Canada already has 20 FIPA's with other countries, but this is the first since 1999 -- before the WTO Ministerial in Seattle which ran aground on public exposure and protest. As we'll see, FIPA's are the Canadian version of Bilateral Investment Treaties (BIT's), which have become the latest weapon for the promotion of neo-liberal policies.

FIPA interpreted

Here you can find a report on BIT's done by L.E. Peterson for a German think tank. It's useful to read it and compare it with the Canada-Peru deal.

In the report's introduction, the think tank's director observes that, in lieu of progress in the WTO and similar forums, the push for BIT's "goes ahead unrestrained", though the negotiations "are rarely in the political limelight". Peterson himself doesn't mince words: "[M]any hundreds of bilateral agreements have entered into force without public notice or scrutiny. This reality casts some doubt on the oft-repeated claim that the defeat of the MAI was somehow a 'major victory' for critics of unfettered globalization."

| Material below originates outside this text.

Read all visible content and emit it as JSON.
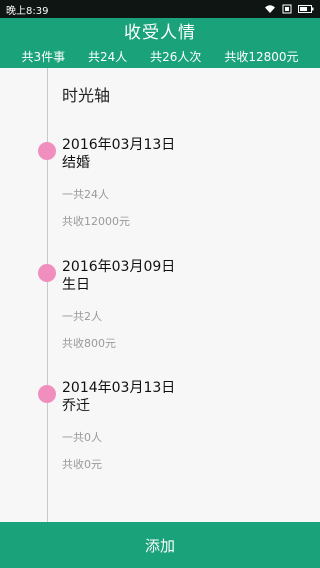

With that, Peterson goes on to show how these new bilateral accords are attempts to succeed where global pacts have failed. He makes several interesting points, relevant to the matter at hand. Below, I note those points and add comment on how the Canada-Peru pact illustrates his concerns.

Item:
"The most notable of all BIT features has been the inclusion of a provision which grants foreign investors direct legal personality under international law. Equipped with this personality, investors may bring their own claims for damages" against national governments. This goes beyond NAFTA provisions, which require national governments to go to bat on behalf of business. The Canada-Peru FIPA itself makes these provisions Article 22.

Item:
"Most investment treaties no longer provide that foreign investors must exhaust their domestic legal remedies before mounting an international claim", writes Peterson. On this matter, there is no language I could find in the new FIPA which stipulates that any other avenues must be exhausted before proceeding with a request for arbitration.

Item: Peterson relates that most BIT's make use of either of two international bodies (ICSID or UNCITRAL) designed to adjudicate commercial disputes. Cases heard under UNCITRAL are typically rather hush-hush affairs. In the case of the Canadian FIPA, it stipulates that arbitration can occur under either of those bodies.

Item: Peterson specifically notes that Canada, along with the US, has pioneered the practice of "adding more nuance and introducing additional safeguards" in BIT's. The purpose of this is to gain further advantage in negotiations with weaker countries, as "many other governments have devoted far too little consideration to using similar 'specific and detailed exemptions' so as to mitigate" the effects of aggressive strategies like those ascribed to Canada.

Item: One of the purposes of BIT's, according to Peterson, is to provide aggrieved international investors with more potential avenues of litigation against foreign governments. Consequently "governments (particularly poorer ones) might choose to err on the side of caution, and refrain from exercising seemingly legitimate regulatory or policy functions, for fear that their actions might not withstand scrutiny in the 'arbitral casino'"...



**More to come on this issue in the next blog entry.